Aim of The Tokushima Budo Council International
Shihan Derek Joyce Shichidan Kyoshi
Kancho Alfred Bates Judan Hanshi.
(1925 - 2006)
Founder and past president
It is the specific aim of the Tokushima Budo Council International to help and guide each and every student along the path, the path of self enlightenment. We all should strive to realise our maximum potential in all things and one medium through which this can be achieved totally, is through the correct study of Martial Arts. Those that understand, know that, what you can learn through the correct study of Martial Arts, is only a mirror of life itself.
Therefore by correct teaching and guidance students are encouraged to achieve aspects that they feel and think are impossible. This is the true nature of Budo. Therefore the study of KyuShinDo is a medium for the true conduct of life. Through this understanding comes social tolerance and hopefully a better world.
Kenshiro Abbe Docho.
Founder of the philosophy of KyuShinDo.
Associated Clubs Latest Updates
Joining the association
We will of course talk about your needs and how you see your club development. From these discussions you will get to know a lot more about what we do and get a better idea if we are the organisation for your club. Once accepted into the TBCI we will of course expect you to register your students as well.
What we can offer is club insurance, regular courses to help your club and students to progress and a high standard of achievement through teacher courses and grading's.
Highlights from recent events
Rick Roberts Shichidan Kyoshi
Jujutsu is not a way of harmony, nor is it a way of flexibility. It is a way of war, it has no rules, no Queensbury governing body, and its purpose was to defeat at all costs.
The skilled Bushi by necessity had to be able to defend themselves in any confrontation no matter the combination of weapons involved
Vince Thompson 8th Dan
Morihei Ueshiba believed that a less martial approach to self defence was more beneficial to personal development, blending with an attacker rather than meeting force with force, became a very powerful defence when combined with a technique.

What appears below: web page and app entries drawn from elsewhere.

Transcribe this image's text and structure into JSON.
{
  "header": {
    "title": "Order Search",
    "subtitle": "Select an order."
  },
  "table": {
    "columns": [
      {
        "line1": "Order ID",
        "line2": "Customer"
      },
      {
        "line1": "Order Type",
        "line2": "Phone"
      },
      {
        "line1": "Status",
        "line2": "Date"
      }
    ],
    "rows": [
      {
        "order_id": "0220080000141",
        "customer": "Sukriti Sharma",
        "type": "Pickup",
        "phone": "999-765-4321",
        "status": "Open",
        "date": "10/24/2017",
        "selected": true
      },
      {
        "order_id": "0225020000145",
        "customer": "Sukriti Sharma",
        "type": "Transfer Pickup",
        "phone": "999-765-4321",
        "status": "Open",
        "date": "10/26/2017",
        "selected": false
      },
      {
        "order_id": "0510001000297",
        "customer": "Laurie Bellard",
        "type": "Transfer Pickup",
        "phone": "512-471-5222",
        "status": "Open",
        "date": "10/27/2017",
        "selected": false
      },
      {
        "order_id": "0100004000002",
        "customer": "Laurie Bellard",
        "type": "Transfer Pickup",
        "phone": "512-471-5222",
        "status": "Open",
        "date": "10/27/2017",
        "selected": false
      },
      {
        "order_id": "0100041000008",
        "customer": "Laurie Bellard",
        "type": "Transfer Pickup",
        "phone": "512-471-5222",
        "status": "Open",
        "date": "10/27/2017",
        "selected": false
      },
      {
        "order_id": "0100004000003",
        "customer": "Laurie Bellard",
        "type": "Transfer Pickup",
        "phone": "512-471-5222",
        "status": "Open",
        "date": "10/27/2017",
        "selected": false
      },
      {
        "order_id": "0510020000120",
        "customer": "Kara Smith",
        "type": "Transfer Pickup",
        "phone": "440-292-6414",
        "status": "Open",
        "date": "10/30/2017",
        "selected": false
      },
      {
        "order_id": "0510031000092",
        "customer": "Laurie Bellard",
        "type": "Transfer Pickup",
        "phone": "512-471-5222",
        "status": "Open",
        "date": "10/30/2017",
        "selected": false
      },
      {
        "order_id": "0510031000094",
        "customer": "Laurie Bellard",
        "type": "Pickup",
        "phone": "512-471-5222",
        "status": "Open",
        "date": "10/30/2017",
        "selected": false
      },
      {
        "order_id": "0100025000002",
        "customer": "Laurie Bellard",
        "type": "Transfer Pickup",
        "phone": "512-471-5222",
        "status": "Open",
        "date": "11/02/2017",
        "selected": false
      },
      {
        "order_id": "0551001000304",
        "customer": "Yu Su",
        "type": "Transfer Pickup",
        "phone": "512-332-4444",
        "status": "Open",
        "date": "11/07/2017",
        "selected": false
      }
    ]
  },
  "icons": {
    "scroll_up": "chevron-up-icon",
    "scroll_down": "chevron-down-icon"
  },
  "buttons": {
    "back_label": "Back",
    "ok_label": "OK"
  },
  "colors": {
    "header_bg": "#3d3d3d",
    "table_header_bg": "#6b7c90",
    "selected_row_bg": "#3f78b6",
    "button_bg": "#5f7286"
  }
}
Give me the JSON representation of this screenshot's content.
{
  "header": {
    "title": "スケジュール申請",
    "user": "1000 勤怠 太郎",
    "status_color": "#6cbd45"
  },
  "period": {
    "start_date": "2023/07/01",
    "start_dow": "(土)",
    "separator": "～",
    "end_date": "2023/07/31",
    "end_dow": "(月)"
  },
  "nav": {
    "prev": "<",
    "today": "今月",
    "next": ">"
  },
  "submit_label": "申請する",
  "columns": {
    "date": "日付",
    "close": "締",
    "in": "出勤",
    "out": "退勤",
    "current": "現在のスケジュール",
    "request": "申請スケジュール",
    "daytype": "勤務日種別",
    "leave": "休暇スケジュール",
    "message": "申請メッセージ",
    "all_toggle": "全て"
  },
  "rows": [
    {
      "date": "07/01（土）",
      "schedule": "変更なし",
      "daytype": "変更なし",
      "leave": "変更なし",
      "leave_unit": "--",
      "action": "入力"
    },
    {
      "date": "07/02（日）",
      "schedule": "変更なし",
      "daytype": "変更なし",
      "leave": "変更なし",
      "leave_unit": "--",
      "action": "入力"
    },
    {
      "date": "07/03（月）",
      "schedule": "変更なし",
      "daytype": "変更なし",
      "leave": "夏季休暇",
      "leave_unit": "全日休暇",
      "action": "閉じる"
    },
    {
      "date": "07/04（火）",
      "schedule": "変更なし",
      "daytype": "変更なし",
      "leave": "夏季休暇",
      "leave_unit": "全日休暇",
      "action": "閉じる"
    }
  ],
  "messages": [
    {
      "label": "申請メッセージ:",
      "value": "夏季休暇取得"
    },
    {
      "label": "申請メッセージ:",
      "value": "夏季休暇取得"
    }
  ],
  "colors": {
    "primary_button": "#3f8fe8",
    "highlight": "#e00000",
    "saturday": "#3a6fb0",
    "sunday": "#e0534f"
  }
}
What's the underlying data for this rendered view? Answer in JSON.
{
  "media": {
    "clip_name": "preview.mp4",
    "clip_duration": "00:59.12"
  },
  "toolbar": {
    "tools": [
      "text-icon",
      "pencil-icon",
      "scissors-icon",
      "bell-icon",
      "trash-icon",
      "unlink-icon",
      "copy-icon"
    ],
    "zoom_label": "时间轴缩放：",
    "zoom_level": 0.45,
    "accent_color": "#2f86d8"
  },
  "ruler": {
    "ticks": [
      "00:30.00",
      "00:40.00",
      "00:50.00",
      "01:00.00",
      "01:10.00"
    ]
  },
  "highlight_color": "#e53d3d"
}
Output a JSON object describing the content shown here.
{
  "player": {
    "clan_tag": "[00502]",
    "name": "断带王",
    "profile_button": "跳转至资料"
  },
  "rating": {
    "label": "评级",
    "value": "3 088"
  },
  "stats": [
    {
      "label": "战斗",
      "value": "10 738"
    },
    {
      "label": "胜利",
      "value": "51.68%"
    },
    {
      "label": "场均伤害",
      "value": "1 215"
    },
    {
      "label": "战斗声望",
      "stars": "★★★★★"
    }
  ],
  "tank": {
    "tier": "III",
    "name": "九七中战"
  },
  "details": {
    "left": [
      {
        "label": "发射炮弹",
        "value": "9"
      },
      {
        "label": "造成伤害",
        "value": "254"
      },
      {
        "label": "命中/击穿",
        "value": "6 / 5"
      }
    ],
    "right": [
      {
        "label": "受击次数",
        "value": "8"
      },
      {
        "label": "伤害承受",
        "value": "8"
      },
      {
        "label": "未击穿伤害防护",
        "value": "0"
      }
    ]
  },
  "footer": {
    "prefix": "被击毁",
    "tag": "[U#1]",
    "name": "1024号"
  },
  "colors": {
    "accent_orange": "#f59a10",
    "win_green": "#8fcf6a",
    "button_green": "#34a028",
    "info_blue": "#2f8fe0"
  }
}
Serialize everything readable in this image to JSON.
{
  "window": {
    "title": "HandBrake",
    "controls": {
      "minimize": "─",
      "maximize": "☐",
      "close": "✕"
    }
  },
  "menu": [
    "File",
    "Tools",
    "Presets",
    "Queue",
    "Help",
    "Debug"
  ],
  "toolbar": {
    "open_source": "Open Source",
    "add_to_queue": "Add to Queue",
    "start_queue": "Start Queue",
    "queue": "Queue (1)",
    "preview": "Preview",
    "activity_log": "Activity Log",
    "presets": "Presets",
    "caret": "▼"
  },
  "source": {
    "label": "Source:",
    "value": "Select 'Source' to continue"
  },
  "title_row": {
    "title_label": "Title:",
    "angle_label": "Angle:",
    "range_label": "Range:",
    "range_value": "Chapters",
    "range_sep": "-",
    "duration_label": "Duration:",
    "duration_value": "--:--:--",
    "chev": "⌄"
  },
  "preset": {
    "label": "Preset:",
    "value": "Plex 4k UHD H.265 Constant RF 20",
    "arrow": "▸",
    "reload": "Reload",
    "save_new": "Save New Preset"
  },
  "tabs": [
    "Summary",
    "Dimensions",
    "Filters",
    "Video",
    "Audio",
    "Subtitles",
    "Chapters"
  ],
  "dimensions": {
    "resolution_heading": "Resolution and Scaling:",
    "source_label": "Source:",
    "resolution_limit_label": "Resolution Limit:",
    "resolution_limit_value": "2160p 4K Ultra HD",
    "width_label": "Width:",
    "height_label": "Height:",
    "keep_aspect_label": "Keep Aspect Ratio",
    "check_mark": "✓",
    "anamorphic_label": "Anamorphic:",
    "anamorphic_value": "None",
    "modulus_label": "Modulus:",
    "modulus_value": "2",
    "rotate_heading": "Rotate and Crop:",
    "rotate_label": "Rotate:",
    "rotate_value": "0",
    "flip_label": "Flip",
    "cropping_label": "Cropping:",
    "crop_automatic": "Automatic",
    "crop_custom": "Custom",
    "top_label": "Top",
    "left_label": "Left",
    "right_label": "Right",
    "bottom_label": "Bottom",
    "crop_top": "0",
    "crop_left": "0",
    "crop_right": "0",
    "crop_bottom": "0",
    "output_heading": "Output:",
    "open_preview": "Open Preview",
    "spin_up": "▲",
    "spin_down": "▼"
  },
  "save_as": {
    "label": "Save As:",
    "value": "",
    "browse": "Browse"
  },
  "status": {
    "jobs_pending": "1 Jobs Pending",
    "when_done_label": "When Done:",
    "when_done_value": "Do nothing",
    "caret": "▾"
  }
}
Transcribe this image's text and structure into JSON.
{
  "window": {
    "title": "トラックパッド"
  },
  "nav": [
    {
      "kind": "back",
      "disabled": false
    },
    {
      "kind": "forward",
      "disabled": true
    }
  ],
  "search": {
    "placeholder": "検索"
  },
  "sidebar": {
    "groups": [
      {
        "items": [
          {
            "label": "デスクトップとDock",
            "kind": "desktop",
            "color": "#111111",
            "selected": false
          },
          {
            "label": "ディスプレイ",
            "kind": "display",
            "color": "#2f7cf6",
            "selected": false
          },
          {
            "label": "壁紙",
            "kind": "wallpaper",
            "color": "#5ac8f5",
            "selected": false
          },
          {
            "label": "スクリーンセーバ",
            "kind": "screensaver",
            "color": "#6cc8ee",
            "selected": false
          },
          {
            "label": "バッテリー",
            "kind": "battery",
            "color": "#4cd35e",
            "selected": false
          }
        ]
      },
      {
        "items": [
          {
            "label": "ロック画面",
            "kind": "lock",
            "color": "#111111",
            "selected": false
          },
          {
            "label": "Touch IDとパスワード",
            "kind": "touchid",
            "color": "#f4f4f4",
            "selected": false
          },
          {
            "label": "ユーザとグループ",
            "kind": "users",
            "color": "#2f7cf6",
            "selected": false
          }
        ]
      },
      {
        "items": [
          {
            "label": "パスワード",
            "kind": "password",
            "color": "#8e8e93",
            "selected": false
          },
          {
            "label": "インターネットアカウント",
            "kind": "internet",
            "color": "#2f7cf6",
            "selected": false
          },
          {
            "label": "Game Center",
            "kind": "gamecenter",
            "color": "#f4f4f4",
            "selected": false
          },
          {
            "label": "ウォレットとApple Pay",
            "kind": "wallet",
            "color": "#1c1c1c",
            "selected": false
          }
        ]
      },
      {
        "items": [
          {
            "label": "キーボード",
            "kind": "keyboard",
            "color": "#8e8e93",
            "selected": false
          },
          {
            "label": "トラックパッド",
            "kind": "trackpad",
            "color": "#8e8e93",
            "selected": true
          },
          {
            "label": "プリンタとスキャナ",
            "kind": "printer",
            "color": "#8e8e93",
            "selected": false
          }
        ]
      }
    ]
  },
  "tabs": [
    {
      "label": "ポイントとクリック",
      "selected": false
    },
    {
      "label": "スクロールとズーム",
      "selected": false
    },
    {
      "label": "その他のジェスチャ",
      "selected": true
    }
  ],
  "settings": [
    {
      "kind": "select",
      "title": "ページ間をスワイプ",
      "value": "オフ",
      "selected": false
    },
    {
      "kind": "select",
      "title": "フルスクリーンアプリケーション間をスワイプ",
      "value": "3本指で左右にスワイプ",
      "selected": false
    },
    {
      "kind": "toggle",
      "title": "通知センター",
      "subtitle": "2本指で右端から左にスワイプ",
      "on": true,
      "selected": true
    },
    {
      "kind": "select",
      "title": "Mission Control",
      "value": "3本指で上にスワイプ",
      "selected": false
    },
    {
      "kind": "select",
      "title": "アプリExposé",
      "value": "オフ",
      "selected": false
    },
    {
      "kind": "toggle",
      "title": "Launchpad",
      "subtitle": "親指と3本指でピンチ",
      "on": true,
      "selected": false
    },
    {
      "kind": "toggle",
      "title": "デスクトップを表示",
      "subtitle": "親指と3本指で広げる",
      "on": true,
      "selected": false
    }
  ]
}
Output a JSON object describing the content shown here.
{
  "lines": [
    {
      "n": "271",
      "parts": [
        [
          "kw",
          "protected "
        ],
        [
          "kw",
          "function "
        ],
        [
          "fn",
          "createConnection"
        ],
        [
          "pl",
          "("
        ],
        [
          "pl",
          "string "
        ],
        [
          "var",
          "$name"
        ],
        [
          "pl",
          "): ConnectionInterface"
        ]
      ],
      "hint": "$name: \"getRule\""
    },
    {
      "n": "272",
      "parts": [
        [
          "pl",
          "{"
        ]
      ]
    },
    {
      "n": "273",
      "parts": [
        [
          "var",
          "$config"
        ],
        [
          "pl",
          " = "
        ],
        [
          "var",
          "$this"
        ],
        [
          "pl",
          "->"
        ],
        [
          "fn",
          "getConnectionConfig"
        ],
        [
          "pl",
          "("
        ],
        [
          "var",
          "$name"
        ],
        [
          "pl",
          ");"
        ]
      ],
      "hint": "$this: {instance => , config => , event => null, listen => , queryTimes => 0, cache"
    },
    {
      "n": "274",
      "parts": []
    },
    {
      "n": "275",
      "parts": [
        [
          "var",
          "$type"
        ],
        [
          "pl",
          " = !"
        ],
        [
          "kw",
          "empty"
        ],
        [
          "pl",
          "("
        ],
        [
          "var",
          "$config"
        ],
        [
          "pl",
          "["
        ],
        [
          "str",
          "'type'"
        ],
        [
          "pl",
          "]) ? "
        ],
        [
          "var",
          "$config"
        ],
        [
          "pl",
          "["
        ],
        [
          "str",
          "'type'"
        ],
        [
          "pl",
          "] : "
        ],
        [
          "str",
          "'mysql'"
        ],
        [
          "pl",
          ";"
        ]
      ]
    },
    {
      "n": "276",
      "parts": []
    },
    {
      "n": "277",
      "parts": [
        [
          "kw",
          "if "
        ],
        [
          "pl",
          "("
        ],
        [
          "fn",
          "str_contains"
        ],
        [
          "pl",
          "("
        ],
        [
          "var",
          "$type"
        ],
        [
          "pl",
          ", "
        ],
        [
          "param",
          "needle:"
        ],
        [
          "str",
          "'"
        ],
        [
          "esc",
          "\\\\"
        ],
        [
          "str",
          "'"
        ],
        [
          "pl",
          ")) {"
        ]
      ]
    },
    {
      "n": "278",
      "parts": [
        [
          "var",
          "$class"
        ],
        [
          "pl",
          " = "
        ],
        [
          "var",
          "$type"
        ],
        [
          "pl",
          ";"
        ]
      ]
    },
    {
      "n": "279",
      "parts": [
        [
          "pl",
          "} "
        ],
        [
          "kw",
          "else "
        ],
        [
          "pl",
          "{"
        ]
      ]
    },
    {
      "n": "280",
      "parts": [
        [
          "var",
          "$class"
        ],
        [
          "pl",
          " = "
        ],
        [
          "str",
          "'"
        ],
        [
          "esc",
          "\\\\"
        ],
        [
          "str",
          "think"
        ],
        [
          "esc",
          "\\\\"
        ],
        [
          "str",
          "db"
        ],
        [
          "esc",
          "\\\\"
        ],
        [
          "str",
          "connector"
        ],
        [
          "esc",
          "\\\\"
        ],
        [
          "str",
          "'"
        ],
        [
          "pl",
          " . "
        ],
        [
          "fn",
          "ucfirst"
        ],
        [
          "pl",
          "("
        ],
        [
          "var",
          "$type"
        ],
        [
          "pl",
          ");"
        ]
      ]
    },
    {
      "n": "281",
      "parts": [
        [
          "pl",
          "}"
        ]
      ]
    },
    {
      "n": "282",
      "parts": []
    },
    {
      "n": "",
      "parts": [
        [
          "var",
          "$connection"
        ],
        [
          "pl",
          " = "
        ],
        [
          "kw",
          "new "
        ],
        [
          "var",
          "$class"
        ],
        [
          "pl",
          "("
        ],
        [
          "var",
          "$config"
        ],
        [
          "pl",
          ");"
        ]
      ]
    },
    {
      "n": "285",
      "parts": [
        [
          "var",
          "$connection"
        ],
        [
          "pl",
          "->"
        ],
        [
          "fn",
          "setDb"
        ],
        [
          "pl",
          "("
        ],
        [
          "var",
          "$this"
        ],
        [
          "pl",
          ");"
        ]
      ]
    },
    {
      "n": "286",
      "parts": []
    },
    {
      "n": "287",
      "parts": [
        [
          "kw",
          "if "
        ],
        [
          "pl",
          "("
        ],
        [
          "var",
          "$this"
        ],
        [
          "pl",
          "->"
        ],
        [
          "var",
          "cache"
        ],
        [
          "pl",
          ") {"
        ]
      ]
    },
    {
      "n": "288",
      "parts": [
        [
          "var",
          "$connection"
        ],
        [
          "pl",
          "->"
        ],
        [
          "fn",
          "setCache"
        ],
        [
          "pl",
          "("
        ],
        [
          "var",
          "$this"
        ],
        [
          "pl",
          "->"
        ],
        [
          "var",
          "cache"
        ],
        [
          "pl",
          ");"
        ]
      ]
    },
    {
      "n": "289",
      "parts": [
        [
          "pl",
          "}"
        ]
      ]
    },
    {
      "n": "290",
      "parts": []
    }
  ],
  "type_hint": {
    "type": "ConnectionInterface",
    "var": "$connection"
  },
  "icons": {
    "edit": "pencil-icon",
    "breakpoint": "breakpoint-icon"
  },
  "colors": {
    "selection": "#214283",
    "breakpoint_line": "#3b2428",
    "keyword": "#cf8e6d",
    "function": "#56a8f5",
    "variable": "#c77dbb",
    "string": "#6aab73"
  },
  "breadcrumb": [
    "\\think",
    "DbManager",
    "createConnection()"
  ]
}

John Snaith Rokudan Kyoshi
The term Judo has been around for a long time, as far back as the Edo period which ran from 1603 to 1867. The term Judo at this time had closer association with the Art of Jujutsu as opposed to the judo form we tend to associate with today.